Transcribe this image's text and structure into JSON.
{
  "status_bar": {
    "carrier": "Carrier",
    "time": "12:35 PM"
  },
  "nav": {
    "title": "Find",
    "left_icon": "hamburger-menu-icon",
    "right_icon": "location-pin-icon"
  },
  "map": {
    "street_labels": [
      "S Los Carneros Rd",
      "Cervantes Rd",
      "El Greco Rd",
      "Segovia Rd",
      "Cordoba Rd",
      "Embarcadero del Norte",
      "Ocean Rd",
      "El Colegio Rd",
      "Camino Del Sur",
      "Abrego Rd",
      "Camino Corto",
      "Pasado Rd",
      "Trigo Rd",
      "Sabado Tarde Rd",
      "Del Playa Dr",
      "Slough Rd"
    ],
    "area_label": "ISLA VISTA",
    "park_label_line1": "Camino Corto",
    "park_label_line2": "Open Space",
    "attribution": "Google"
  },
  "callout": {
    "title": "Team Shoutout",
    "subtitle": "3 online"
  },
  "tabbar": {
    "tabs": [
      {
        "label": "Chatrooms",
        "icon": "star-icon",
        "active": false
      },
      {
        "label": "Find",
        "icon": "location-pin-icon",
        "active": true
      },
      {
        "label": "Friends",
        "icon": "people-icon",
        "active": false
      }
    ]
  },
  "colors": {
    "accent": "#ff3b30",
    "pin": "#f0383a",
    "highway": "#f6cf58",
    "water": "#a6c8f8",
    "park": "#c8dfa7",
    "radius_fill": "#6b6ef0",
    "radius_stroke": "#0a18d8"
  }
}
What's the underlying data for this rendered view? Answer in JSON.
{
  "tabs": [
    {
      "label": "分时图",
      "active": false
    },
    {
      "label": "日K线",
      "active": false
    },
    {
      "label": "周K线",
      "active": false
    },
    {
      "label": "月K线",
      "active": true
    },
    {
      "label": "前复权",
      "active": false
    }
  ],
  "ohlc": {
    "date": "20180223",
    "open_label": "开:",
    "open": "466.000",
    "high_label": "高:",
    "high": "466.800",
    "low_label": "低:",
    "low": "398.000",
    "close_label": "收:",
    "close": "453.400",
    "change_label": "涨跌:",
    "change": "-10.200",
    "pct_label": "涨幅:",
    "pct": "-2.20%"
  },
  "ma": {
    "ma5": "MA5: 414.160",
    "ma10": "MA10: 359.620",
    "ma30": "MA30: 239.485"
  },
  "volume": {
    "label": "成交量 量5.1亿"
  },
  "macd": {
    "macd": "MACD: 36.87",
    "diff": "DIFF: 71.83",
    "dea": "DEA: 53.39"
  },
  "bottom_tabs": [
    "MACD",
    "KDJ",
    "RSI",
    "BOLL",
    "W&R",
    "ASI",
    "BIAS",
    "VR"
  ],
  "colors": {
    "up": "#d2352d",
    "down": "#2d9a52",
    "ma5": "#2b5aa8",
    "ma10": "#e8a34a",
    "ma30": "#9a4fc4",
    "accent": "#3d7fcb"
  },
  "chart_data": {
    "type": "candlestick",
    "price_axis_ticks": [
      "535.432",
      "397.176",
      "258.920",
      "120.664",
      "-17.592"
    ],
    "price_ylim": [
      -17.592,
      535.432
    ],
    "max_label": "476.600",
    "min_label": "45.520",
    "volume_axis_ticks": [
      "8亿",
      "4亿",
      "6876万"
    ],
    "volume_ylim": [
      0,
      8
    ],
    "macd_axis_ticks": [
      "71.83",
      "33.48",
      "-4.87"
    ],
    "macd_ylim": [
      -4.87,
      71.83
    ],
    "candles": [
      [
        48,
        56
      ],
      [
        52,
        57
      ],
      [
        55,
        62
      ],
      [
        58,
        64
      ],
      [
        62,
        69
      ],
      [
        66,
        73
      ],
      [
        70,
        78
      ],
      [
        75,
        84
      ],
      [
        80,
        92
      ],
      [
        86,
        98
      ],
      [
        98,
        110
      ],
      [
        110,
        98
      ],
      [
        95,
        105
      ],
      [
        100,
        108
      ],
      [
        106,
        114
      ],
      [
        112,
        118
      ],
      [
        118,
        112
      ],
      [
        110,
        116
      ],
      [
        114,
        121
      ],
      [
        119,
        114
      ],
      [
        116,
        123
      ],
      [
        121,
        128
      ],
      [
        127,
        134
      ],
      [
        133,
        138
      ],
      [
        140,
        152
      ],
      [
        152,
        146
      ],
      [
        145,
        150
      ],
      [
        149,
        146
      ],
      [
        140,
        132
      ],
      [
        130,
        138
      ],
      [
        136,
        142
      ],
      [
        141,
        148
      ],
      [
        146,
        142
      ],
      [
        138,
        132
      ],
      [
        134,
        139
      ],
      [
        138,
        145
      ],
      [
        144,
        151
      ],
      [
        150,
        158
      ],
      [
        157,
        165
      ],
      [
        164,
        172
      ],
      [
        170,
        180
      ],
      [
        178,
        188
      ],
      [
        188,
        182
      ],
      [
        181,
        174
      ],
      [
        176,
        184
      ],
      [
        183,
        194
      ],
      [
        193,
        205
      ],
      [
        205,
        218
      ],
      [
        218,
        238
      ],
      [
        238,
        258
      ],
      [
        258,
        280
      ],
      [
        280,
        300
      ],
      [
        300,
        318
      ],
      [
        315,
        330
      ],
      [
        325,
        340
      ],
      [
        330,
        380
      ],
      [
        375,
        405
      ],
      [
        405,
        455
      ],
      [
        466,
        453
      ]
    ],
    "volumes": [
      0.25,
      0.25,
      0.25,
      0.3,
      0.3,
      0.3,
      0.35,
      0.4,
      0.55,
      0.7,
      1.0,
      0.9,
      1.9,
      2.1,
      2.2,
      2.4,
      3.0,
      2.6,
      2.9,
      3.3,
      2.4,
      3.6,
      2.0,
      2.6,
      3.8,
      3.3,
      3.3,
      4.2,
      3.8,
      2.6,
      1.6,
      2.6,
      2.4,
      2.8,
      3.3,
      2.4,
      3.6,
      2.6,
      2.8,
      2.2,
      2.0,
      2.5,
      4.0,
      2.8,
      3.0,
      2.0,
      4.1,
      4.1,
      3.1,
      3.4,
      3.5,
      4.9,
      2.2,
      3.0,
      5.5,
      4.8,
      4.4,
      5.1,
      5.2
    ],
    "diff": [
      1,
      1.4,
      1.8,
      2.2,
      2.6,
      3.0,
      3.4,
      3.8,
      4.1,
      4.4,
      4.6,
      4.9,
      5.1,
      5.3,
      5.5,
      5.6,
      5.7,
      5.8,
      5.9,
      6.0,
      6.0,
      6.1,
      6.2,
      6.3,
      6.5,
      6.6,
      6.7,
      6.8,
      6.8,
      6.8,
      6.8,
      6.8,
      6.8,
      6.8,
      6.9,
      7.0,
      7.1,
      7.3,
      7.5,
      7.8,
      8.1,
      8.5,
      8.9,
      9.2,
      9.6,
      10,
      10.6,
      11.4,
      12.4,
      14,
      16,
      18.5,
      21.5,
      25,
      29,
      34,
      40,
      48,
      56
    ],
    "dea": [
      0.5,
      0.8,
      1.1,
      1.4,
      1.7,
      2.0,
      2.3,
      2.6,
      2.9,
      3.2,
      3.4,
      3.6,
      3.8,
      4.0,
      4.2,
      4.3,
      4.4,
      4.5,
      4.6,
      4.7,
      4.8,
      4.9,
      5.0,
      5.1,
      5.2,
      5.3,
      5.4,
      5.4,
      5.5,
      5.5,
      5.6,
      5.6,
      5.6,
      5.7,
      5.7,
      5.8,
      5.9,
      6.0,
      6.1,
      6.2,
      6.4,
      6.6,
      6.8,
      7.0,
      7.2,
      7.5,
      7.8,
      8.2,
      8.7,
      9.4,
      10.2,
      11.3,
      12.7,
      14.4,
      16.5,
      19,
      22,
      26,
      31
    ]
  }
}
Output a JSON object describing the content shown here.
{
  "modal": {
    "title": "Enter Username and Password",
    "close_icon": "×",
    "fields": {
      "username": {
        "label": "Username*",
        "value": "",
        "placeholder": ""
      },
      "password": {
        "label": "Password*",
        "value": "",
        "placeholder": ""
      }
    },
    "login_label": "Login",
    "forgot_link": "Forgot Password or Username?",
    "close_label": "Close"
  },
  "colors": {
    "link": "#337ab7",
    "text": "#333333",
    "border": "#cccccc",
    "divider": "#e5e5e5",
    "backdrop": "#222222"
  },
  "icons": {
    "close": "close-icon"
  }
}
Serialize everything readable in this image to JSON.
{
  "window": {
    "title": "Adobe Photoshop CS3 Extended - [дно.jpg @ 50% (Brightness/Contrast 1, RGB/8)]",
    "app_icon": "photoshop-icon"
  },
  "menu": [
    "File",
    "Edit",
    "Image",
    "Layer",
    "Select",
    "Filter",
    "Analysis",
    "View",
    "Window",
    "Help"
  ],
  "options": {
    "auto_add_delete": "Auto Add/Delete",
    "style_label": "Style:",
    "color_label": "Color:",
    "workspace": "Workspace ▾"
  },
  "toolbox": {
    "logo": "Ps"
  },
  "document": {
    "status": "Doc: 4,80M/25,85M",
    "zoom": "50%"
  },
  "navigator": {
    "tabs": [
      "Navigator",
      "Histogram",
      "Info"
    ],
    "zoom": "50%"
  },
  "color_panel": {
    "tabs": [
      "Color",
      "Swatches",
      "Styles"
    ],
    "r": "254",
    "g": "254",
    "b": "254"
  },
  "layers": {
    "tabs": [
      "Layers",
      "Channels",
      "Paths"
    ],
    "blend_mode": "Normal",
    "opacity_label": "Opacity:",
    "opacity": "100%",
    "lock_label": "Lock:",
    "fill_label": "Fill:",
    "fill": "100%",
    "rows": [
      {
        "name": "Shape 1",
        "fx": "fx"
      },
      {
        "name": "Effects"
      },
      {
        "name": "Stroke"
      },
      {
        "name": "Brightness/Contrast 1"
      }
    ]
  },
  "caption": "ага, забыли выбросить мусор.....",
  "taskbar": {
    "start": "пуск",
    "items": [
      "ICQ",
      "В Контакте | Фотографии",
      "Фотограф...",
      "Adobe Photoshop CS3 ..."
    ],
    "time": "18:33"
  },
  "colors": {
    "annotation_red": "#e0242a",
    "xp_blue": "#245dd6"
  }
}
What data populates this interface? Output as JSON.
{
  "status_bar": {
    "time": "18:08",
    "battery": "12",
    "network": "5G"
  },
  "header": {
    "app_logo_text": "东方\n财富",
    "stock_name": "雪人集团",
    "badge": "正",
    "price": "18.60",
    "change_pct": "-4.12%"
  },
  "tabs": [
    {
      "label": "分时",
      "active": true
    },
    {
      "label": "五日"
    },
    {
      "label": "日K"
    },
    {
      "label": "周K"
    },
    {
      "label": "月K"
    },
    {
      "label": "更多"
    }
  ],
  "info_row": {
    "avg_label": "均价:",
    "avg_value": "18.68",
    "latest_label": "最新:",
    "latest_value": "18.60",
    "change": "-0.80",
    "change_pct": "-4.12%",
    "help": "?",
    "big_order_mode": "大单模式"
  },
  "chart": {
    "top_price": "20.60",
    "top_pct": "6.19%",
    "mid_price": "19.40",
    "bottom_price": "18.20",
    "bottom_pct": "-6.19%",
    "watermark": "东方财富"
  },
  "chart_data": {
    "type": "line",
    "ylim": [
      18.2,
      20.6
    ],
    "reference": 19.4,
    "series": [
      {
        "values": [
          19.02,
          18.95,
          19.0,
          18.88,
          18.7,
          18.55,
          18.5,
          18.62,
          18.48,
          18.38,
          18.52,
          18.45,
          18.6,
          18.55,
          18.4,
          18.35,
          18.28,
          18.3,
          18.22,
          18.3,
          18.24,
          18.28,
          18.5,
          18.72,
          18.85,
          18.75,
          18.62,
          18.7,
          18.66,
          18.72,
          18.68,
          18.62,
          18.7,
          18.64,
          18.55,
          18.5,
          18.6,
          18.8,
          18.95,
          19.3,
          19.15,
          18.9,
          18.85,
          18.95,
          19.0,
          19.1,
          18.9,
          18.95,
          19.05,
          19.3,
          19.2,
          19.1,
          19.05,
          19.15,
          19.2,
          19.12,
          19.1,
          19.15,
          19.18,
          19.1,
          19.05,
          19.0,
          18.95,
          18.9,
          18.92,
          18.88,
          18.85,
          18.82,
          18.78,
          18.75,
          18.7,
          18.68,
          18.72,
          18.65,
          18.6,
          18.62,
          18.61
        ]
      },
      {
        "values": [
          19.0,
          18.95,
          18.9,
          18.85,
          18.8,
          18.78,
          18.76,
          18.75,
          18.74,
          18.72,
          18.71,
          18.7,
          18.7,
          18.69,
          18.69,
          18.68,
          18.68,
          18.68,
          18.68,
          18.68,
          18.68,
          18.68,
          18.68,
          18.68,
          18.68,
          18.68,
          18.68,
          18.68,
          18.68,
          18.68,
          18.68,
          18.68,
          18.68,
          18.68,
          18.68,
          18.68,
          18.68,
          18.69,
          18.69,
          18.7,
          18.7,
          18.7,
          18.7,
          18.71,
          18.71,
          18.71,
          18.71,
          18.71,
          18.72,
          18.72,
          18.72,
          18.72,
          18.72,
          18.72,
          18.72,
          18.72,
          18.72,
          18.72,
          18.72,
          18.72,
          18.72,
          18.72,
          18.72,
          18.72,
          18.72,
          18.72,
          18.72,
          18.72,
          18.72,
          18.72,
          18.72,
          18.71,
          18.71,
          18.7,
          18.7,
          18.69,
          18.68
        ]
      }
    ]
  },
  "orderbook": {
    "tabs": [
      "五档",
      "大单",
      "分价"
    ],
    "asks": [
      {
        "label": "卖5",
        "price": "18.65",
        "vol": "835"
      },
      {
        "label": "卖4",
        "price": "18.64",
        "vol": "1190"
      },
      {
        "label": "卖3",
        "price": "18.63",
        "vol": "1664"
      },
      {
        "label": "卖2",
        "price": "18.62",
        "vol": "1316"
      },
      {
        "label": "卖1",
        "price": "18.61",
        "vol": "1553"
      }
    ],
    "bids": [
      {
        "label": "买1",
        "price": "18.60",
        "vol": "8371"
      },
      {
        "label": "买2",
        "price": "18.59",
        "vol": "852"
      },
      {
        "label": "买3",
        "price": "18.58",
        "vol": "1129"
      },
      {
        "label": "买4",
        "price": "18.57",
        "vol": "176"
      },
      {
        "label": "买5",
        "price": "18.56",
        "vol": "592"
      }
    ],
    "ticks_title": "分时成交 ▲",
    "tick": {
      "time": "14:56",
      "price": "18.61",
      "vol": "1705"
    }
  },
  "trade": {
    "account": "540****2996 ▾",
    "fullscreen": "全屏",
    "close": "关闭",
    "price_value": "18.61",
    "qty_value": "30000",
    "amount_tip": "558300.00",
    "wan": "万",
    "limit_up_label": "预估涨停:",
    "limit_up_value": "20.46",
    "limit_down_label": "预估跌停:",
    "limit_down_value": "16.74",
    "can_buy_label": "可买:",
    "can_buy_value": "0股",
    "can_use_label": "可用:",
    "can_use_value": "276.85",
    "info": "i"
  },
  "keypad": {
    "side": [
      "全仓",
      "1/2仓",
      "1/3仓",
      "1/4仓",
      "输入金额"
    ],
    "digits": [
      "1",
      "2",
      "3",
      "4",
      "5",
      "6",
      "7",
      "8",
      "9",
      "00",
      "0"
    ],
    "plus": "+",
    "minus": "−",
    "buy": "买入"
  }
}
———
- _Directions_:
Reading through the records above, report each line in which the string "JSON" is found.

- _Response_:
Transcribe this image's text and structure into JSON.
What's the underlying data for this rendered view? Answer in JSON.
Output a JSON object describing the content shown here.
Serialize everything readable in this image to JSON.
What data populates this interface? Output as JSON.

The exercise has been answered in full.